• _Dataset excerpts_

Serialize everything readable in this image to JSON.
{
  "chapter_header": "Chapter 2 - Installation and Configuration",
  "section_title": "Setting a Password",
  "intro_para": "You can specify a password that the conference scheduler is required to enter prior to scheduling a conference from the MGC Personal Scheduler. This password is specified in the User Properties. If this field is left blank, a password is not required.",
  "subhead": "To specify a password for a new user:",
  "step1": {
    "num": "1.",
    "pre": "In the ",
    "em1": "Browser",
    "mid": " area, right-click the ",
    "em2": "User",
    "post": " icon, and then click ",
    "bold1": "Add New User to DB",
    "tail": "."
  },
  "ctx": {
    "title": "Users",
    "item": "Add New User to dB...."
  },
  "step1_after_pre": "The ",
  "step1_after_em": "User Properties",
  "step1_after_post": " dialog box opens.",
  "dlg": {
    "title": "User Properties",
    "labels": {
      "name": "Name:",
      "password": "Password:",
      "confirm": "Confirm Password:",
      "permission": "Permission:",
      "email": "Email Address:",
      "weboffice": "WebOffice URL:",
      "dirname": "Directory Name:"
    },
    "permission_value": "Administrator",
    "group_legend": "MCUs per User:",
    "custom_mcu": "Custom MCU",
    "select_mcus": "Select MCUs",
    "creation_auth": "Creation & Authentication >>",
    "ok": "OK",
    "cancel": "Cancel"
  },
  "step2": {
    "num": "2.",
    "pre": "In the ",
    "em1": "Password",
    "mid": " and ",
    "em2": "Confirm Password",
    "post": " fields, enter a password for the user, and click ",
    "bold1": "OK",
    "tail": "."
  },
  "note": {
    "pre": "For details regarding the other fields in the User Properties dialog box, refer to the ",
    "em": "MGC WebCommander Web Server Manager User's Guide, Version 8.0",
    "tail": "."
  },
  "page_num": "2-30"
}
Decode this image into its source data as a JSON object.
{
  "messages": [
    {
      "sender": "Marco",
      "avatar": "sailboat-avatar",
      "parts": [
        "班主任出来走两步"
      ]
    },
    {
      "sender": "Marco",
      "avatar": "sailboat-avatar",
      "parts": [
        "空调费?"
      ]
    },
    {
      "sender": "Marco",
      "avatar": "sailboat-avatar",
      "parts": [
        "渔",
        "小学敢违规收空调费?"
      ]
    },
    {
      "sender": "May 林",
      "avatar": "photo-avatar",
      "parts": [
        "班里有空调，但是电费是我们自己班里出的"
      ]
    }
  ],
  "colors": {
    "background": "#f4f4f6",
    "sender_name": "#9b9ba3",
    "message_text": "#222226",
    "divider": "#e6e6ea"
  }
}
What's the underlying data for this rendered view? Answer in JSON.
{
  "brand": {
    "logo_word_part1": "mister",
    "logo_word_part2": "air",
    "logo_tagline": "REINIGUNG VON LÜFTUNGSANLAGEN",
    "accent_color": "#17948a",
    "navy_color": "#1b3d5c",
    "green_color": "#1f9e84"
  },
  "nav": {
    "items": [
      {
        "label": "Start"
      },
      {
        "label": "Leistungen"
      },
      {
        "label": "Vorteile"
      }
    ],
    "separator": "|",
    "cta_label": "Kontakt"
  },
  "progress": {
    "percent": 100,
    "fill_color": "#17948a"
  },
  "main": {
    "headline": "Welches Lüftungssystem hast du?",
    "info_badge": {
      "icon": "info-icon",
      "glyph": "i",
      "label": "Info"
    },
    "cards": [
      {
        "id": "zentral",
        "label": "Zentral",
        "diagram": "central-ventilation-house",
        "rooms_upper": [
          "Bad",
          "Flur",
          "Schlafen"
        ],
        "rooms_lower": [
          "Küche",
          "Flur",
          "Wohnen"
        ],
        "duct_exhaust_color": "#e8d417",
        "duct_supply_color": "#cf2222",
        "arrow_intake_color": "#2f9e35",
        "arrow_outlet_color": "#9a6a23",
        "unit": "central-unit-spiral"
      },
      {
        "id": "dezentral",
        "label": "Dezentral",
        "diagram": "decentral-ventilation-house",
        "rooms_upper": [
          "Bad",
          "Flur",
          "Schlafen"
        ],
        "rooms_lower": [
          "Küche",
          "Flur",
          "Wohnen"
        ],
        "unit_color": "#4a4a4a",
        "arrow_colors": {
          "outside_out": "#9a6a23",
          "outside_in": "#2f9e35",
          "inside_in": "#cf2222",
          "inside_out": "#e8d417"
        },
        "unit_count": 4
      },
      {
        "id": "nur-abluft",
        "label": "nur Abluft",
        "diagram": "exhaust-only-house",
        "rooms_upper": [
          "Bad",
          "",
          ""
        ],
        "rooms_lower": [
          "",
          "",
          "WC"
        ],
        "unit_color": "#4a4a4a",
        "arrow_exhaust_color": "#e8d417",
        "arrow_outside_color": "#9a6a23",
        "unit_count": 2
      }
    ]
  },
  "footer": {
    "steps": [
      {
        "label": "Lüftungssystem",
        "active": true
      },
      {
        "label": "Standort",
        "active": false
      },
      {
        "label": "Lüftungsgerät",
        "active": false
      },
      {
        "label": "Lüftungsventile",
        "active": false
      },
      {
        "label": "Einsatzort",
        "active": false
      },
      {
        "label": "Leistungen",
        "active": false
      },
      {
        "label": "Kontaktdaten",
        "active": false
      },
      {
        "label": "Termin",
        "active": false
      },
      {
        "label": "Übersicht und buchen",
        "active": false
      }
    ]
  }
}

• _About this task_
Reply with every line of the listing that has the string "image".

• _Your solution_
Serialize everything readable in this image to JSON.
Decode this image into its source data as a JSON object.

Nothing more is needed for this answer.